You see, being called for jury duty is like being handed a golden ticket to the theater of justice. Sure, it might not be as flashy as a Willy Wonka factory tour, but it’s your chance to step into the shoes of a real-life decision-maker. You get to be the star of your own legal drama, bringing your unique perspective to the stage.
Remember, even celebrities have answered the jury duty call, proving that it’s a civic duty that knows no red carpet boundaries. And as you sit in that juror’s chair, pondering the evidence and deliberating with your fellow jurors, you become part of a centuries-old tradition that’s as timeless as Shakespearean tales.
So, while you can’t magically vanish from jury duty, you can embrace it with open arms and make the most of this chance to uphold justice and be a superhero in your own right. Who knows? Your time in the jury box might just be the plot twist that adds a little extra excitement to your life story. After all, every superhero has an origin story, and this could be yours – the day you answered the call for justice in the great state of Texas.

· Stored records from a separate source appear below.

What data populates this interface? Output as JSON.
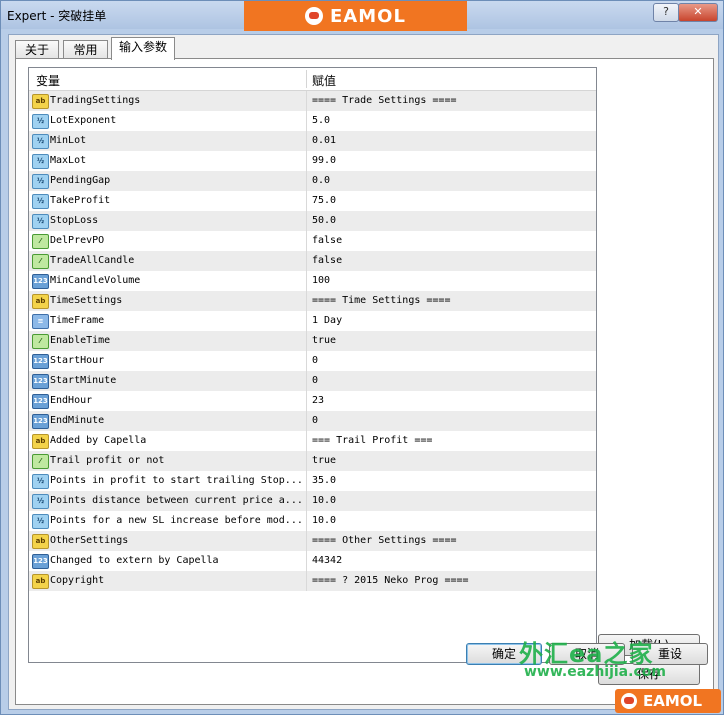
{
  "window": {
    "title": "Expert - 突破挂单",
    "help_label": "?",
    "close_label": "✕"
  },
  "brand": {
    "name": "EAMOL",
    "icon": "eamol-robot-logo"
  },
  "tabs": [
    {
      "label": "关于"
    },
    {
      "label": "常用"
    },
    {
      "label": "输入参数",
      "active": true
    }
  ],
  "grid": {
    "headers": {
      "variable": "变量",
      "value": "赋值"
    },
    "rows": [
      {
        "type": "string",
        "icon": "ab",
        "name": "TradingSettings",
        "value": "==== Trade Settings ===="
      },
      {
        "type": "double",
        "icon": "½",
        "name": "LotExponent",
        "value": "5.0"
      },
      {
        "type": "double",
        "icon": "½",
        "name": "MinLot",
        "value": "0.01"
      },
      {
        "type": "double",
        "icon": "½",
        "name": "MaxLot",
        "value": "99.0"
      },
      {
        "type": "double",
        "icon": "½",
        "name": "PendingGap",
        "value": "0.0"
      },
      {
        "type": "double",
        "icon": "½",
        "name": "TakeProfit",
        "value": "75.0"
      },
      {
        "type": "double",
        "icon": "½",
        "name": "StopLoss",
        "value": "50.0"
      },
      {
        "type": "bool",
        "icon": "⁄",
        "name": "DelPrevPO",
        "value": "false"
      },
      {
        "type": "bool",
        "icon": "⁄",
        "name": "TradeAllCandle",
        "value": "false"
      },
      {
        "type": "int",
        "icon": "123",
        "name": "MinCandleVolume",
        "value": "100"
      },
      {
        "type": "string",
        "icon": "ab",
        "name": "TimeSettings",
        "value": "==== Time Settings ===="
      },
      {
        "type": "enum",
        "icon": "≡",
        "name": "TimeFrame",
        "value": "1 Day"
      },
      {
        "type": "bool",
        "icon": "⁄",
        "name": "EnableTime",
        "value": "true"
      },
      {
        "type": "int",
        "icon": "123",
        "name": "StartHour",
        "value": "0"
      },
      {
        "type": "int",
        "icon": "123",
        "name": "StartMinute",
        "value": "0"
      },
      {
        "type": "int",
        "icon": "123",
        "name": "EndHour",
        "value": "23"
      },
      {
        "type": "int",
        "icon": "123",
        "name": "EndMinute",
        "value": "0"
      },
      {
        "type": "string",
        "icon": "ab",
        "name": "Added by Capella",
        "value": "=== Trail Profit ==="
      },
      {
        "type": "bool",
        "icon": "⁄",
        "name": "Trail profit or not",
        "value": "true"
      },
      {
        "type": "double",
        "icon": "½",
        "name": "Points in profit to start trailing Stop...",
        "value": "35.0"
      },
      {
        "type": "double",
        "icon": "½",
        "name": "Points distance between current price a...",
        "value": "10.0"
      },
      {
        "type": "double",
        "icon": "½",
        "name": "Points for a new SL increase before mod...",
        "value": "10.0"
      },
      {
        "type": "string",
        "icon": "ab",
        "name": "OtherSettings",
        "value": "==== Other Settings ===="
      },
      {
        "type": "int",
        "icon": "123",
        "name": "Changed to extern by Capella",
        "value": "44342"
      },
      {
        "type": "string",
        "icon": "ab",
        "name": "Copyright",
        "value": "==== ? 2015 Neko Prog ===="
      }
    ]
  },
  "buttons": {
    "load": "加载(L)",
    "save": "保存",
    "ok": "确定",
    "cancel": "取消",
    "reset": "重设"
  },
  "watermark": {
    "cn": "外汇ea之家",
    "url": "www.eazhijia.com",
    "badge": "EAMOL"
  }
}
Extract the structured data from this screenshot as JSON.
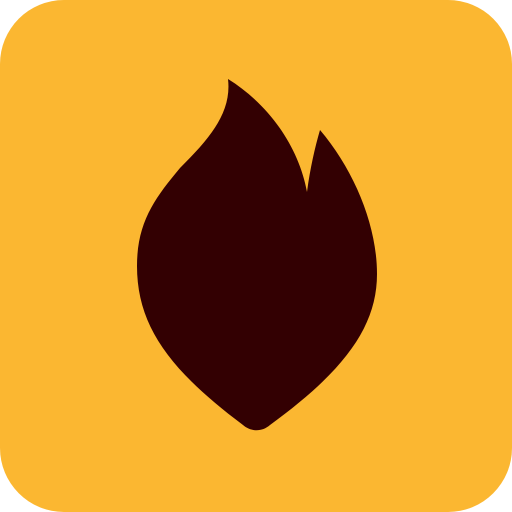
{
  "app_icon": {
    "icon_name": "flame-icon",
    "background_color": "#FBB731",
    "icon_color": "#330002"
  }
}
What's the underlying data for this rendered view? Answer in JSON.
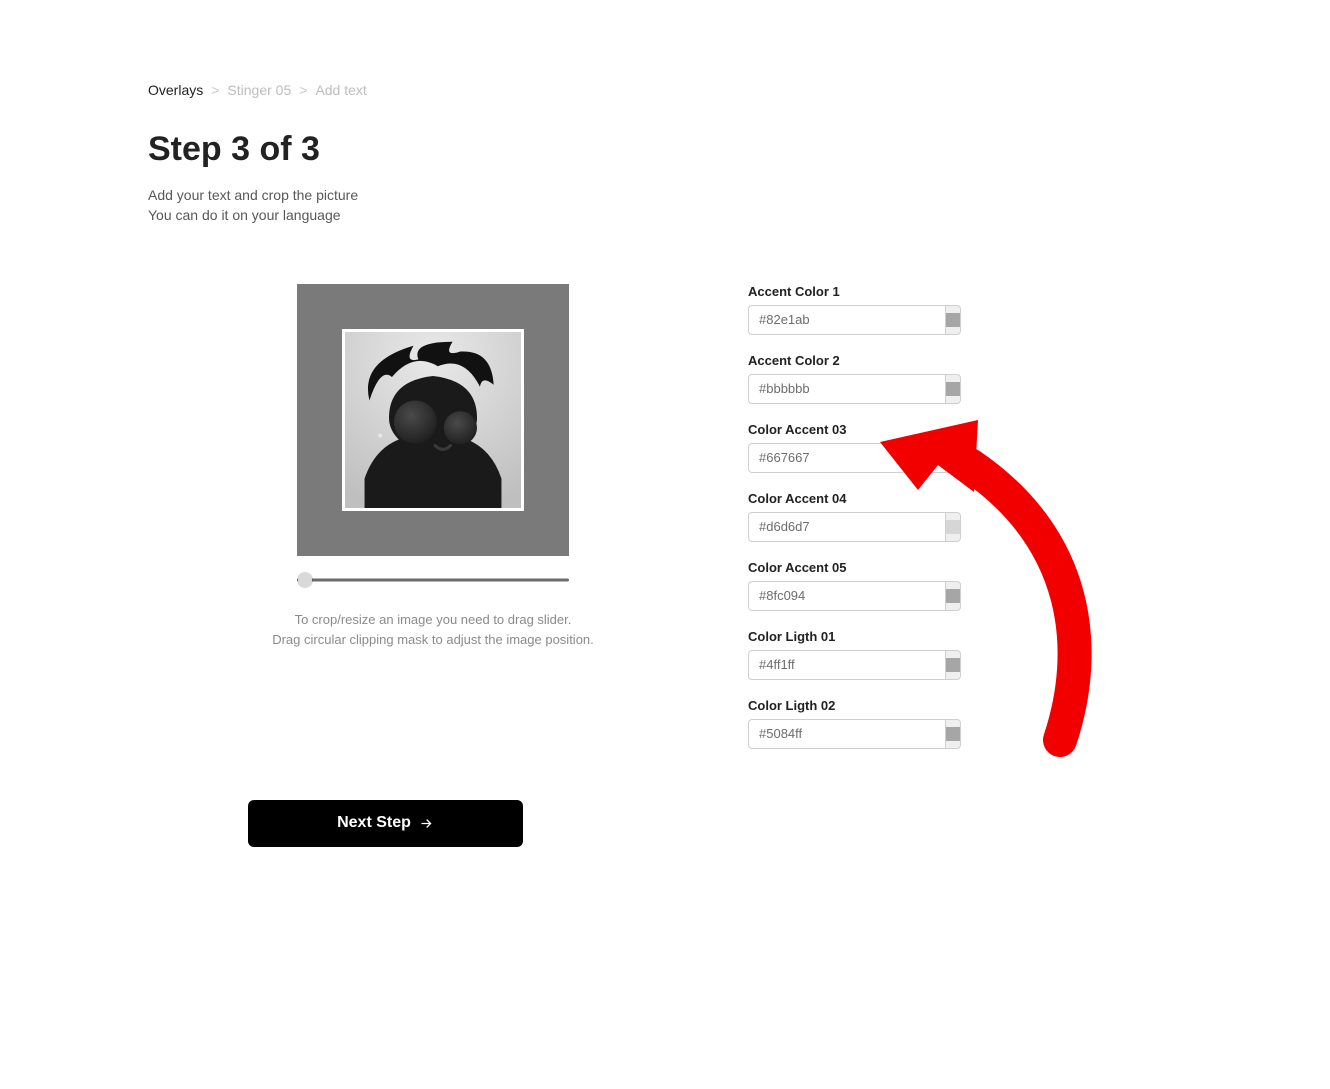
{
  "breadcrumb": {
    "items": [
      "Overlays",
      "Stinger 05",
      "Add text"
    ]
  },
  "heading": {
    "title": "Step 3 of 3",
    "subtitle_line_1": "Add your text and crop the picture",
    "subtitle_line_2": "You can do it on your language"
  },
  "cropper": {
    "helper_line_1": "To crop/resize an image you need to drag slider.",
    "helper_line_2": "Drag circular clipping mask to adjust the image position."
  },
  "next_button": {
    "label": "Next Step"
  },
  "colors": [
    {
      "label": "Accent Color 1",
      "value": "#82e1ab",
      "swatch_color": "#a6a6a6"
    },
    {
      "label": "Accent Color 2",
      "value": "#bbbbbb",
      "swatch_color": "#a6a6a6"
    },
    {
      "label": "Color Accent 03",
      "value": "#667667",
      "swatch_color": "#6b6b6b"
    },
    {
      "label": "Color Accent 04",
      "value": "#d6d6d7",
      "swatch_color": "#d6d6d7"
    },
    {
      "label": "Color Accent 05",
      "value": "#8fc094",
      "swatch_color": "#a6a6a6"
    },
    {
      "label": "Color Ligth 01",
      "value": "#4ff1ff",
      "swatch_color": "#a6a6a6"
    },
    {
      "label": "Color Ligth 02",
      "value": "#5084ff",
      "swatch_color": "#a6a6a6"
    }
  ]
}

Other Related Articles:
- Texas Jury Duty: Can You Opt Out?
- Understanding Your Options: Can You Avoid Jury Duty in Texas?
- How to Avoid Being Picked for Jury Duty in Texas
- Navigating Jury Duty: What to Say to Avoid Serving on a Jury
- Reasons to Get Out of Jury Duty in Texas: Navigating Your Legal Obligations
- How to get out of jury selection
- Can you decline jury duty?
- Things to say to get out of jury duty
- Jury Summons in Texas: Your Rights and Responsibilities
- What is the best excuse for jury duty?
Frequently Asked Questions
What is a good excuse to get out of jury duty in Texas?
A good excuse to get out of jury duty in Texas may include medical emergencies, extreme financial hardship, or conflicts of interest with the case.
What happens if I skip jury duty in Texas?
If you skip jury duty in Texas without a valid excuse, you may face penalties such as fines, contempt of court charges, or even arrest warrants.
What is the best excuse for jury duty?
The best excuse for jury duty may vary depending on your personal circumstances. Valid excuses can include medical conditions, financial hardships, or conflicts of interest with the case.
Is jury duty pay mandatory in Texas?
Jury duty pay in Texas is not mandatory, and the compensation provided to jurors is typically modest. Some employers may choose to pay their employees during jury service, but it is not a legal requirement in the state.